* **DIRECTIONS**
Copy out all of the lines below exactly; the pictures do not belong in the copy.

*** EXTRACTED DATA Section Begins ***

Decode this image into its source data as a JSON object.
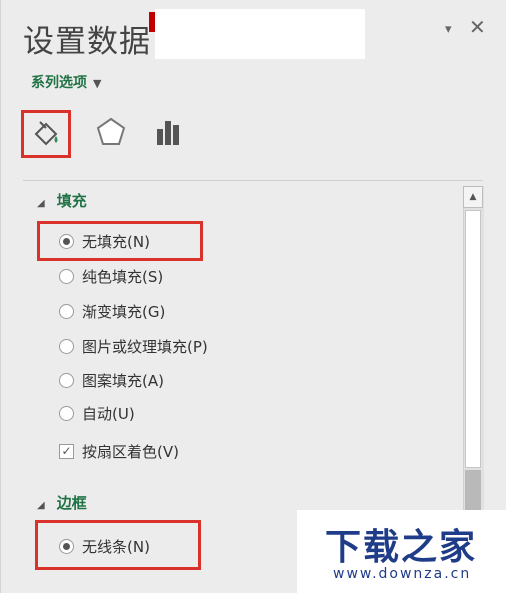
{
  "panel": {
    "title": "设置数据",
    "series_dropdown": "系列选项",
    "dropdown_arrow": "▾",
    "close": "✕"
  },
  "tabs": [
    {
      "name": "fill-line",
      "icon": "paint-bucket-icon"
    },
    {
      "name": "effects",
      "icon": "pentagon-icon"
    },
    {
      "name": "series-options",
      "icon": "bar-chart-icon"
    }
  ],
  "fill_section": {
    "title": "填充",
    "options": [
      {
        "label": "无填充(N)",
        "selected": true
      },
      {
        "label": "纯色填充(S)",
        "selected": false
      },
      {
        "label": "渐变填充(G)",
        "selected": false
      },
      {
        "label": "图片或纹理填充(P)",
        "selected": false
      },
      {
        "label": "图案填充(A)",
        "selected": false
      },
      {
        "label": "自动(U)",
        "selected": false
      }
    ],
    "vary_colors": {
      "label": "按扇区着色(V)",
      "checked": true
    }
  },
  "border_section": {
    "title": "边框",
    "options": [
      {
        "label": "无线条(N)",
        "selected": true
      }
    ]
  },
  "watermark": {
    "title": "下载之家",
    "site": "www.downza.cn"
  },
  "colors": {
    "accent_green": "#217346",
    "highlight_red": "#d9322b",
    "watermark_blue": "#1f3c88"
  }
}
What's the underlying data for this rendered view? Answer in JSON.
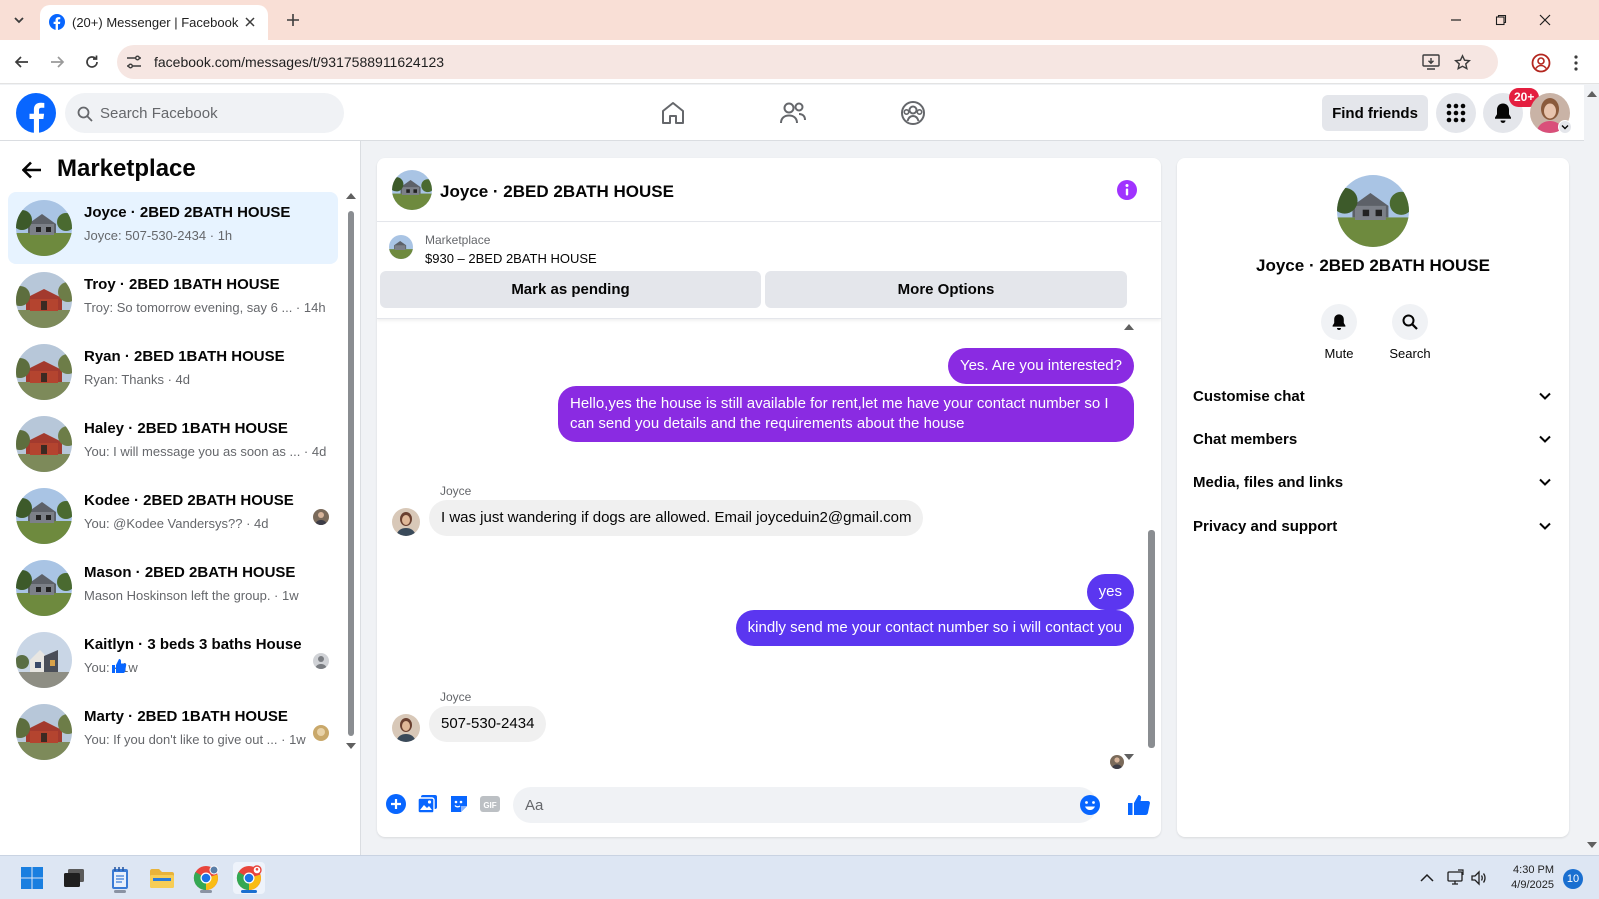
{
  "browser": {
    "tab_title": "(20+) Messenger | Facebook",
    "url": "facebook.com/messages/t/9317588911624123",
    "icons": [
      "tab-search-icon",
      "close-icon",
      "plus-icon",
      "minimize-icon",
      "maximize-icon",
      "close-window-icon",
      "back-icon",
      "forward-icon",
      "reload-icon",
      "site-info-icon",
      "install-icon",
      "star-icon",
      "profile-icon",
      "kebab-menu-icon"
    ]
  },
  "fb_header": {
    "search_placeholder": "Search Facebook",
    "find_friends_label": "Find friends",
    "notifications_badge": "20+",
    "colors": {
      "brand": "#0866ff"
    }
  },
  "left_panel": {
    "title": "Marketplace",
    "conversations": [
      {
        "name": "Joyce · 2BED 2BATH HOUSE",
        "preview": "Joyce: 507-530-2434 · 1h",
        "active": true
      },
      {
        "name": "Troy · 2BED 1BATH HOUSE",
        "preview": "Troy: So tomorrow evening, say 6 ... · 14h"
      },
      {
        "name": "Ryan · 2BED 1BATH HOUSE",
        "preview": "Ryan: Thanks · 4d"
      },
      {
        "name": "Haley · 2BED 1BATH HOUSE",
        "preview": "You: I will message you as soon as ... · 4d"
      },
      {
        "name": "Kodee · 2BED 2BATH HOUSE",
        "preview": "You: @Kodee Vandersys?? · 4d"
      },
      {
        "name": "Mason · 2BED 2BATH HOUSE",
        "preview": "Mason Hoskinson left the group. · 1w"
      },
      {
        "name": "Kaitlyn · 3 beds 3 baths House",
        "preview": "You: · 1w"
      },
      {
        "name": "Marty · 2BED 1BATH HOUSE",
        "preview": "You: If you don't like to give out ... · 1w"
      }
    ]
  },
  "chat": {
    "title": "Joyce · 2BED 2BATH HOUSE",
    "marketplace_label": "Marketplace",
    "listing": "$930 – 2BED 2BATH HOUSE",
    "mark_pending_label": "Mark as pending",
    "more_options_label": "More Options",
    "messages": {
      "m1": "Yes. Are you interested?",
      "m2": "Hello,yes the house is still available for rent,let me have your contact number   so I can send you details and the requirements about the house",
      "sender1": "Joyce",
      "m3": "I was just wandering if dogs are allowed. Email joyceduin2@gmail.com",
      "m4": "yes",
      "m5": "kindly send me your contact number so i will contact you",
      "sender2": "Joyce",
      "m6": "507-530-2434"
    },
    "composer_placeholder": "Aa",
    "colors": {
      "outgoing": "#8a2be2",
      "outgoing_latest": "#5b36f0",
      "accent": "#a033ff"
    }
  },
  "info_panel": {
    "name": "Joyce · 2BED 2BATH HOUSE",
    "mute_label": "Mute",
    "search_label": "Search",
    "sections": [
      "Customise chat",
      "Chat members",
      "Media, files and links",
      "Privacy and support"
    ]
  },
  "taskbar": {
    "time": "4:30 PM",
    "date": "4/9/2025",
    "notification_count": "10"
  }
}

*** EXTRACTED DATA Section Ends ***

* **EXERCISE ANSWER**
Decode this image into its source data as a JSON object.
{
  "panel": {
    "title": "设置数据",
    "series_dropdown": "系列选项",
    "dropdown_arrow": "▾",
    "close": "✕"
  },
  "tabs": [
    {
      "name": "fill-line",
      "icon": "paint-bucket-icon"
    },
    {
      "name": "effects",
      "icon": "pentagon-icon"
    },
    {
      "name": "series-options",
      "icon": "bar-chart-icon"
    }
  ],
  "fill_section": {
    "title": "填充",
    "options": [
      {
        "label": "无填充(N)",
        "selected": true
      },
      {
        "label": "纯色填充(S)",
        "selected": false
      },
      {
        "label": "渐变填充(G)",
        "selected": false
      },
      {
        "label": "图片或纹理填充(P)",
        "selected": false
      },
      {
        "label": "图案填充(A)",
        "selected": false
      },
      {
        "label": "自动(U)",
        "selected": false
      }
    ],
    "vary_colors": {
      "label": "按扇区着色(V)",
      "checked": true
    }
  },
  "border_section": {
    "title": "边框",
    "options": [
      {
        "label": "无线条(N)",
        "selected": true
      }
    ]
  },
  "watermark": {
    "title": "下载之家",
    "site": "www.downza.cn"
  },
  "colors": {
    "accent_green": "#217346",
    "highlight_red": "#d9322b",
    "watermark_blue": "#1f3c88"
  }
}
What's the underlying data for this rendered view? Answer in JSON.
{
  "browser": {
    "tab_title": "(20+) Messenger | Facebook",
    "url": "facebook.com/messages/t/9317588911624123",
    "icons": [
      "tab-search-icon",
      "close-icon",
      "plus-icon",
      "minimize-icon",
      "maximize-icon",
      "close-window-icon",
      "back-icon",
      "forward-icon",
      "reload-icon",
      "site-info-icon",
      "install-icon",
      "star-icon",
      "profile-icon",
      "kebab-menu-icon"
    ]
  },
  "fb_header": {
    "search_placeholder": "Search Facebook",
    "find_friends_label": "Find friends",
    "notifications_badge": "20+",
    "colors": {
      "brand": "#0866ff"
    }
  },
  "left_panel": {
    "title": "Marketplace",
    "conversations": [
      {
        "name": "Joyce · 2BED 2BATH HOUSE",
        "preview": "Joyce: 507-530-2434 · 1h",
        "active": true
      },
      {
        "name": "Troy · 2BED 1BATH HOUSE",
        "preview": "Troy: So tomorrow evening, say 6 ... · 14h"
      },
      {
        "name": "Ryan · 2BED 1BATH HOUSE",
        "preview": "Ryan: Thanks · 4d"
      },
      {
        "name": "Haley · 2BED 1BATH HOUSE",
        "preview": "You: I will message you as soon as ... · 4d"
      },
      {
        "name": "Kodee · 2BED 2BATH HOUSE",
        "preview": "You: @Kodee Vandersys?? · 4d"
      },
      {
        "name": "Mason · 2BED 2BATH HOUSE",
        "preview": "Mason Hoskinson left the group. · 1w"
      },
      {
        "name": "Kaitlyn · 3 beds 3 baths House",
        "preview": "You: · 1w"
      },
      {
        "name": "Marty · 2BED 1BATH HOUSE",
        "preview": "You: If you don't like to give out ... · 1w"
      }
    ]
  },
  "chat": {
    "title": "Joyce · 2BED 2BATH HOUSE",
    "marketplace_label": "Marketplace",
    "listing": "$930 – 2BED 2BATH HOUSE",
    "mark_pending_label": "Mark as pending",
    "more_options_label": "More Options",
    "messages": {
      "m1": "Yes. Are you interested?",
      "m2": "Hello,yes the house is still available for rent,let me have your contact number   so I can send you details and the requirements about the house",
      "sender1": "Joyce",
      "m3": "I was just wandering if dogs are allowed. Email joyceduin2@gmail.com",
      "m4": "yes",
      "m5": "kindly send me your contact number so i will contact you",
      "sender2": "Joyce",
      "m6": "507-530-2434"
    },
    "composer_placeholder": "Aa",
    "colors": {
      "outgoing": "#8a2be2",
      "outgoing_latest": "#5b36f0",
      "accent": "#a033ff"
    }
  },
  "info_panel": {
    "name": "Joyce · 2BED 2BATH HOUSE",
    "mute_label": "Mute",
    "search_label": "Search",
    "sections": [
      "Customise chat",
      "Chat members",
      "Media, files and links",
      "Privacy and support"
    ]
  },
  "taskbar": {
    "time": "4:30 PM",
    "date": "4/9/2025",
    "notification_count": "10"
  }
}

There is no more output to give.